▸ PROBLEM DESCRIPTION: In the data, find the word "icon" and copy out every line that has it.

▸ RECORDS SHOWN:
##############################

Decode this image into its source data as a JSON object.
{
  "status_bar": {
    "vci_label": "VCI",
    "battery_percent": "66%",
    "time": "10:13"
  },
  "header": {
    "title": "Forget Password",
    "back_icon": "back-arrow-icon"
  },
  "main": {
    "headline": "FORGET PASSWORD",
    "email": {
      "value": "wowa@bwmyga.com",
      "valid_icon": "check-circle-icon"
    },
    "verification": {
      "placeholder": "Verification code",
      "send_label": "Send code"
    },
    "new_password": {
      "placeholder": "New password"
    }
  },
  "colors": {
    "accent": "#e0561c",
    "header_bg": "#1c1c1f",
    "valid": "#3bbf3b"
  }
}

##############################

▸ SOLVED PROBLEM:
    "back_icon": "back-arrow-icon"
      "valid_icon": "check-circle-icon"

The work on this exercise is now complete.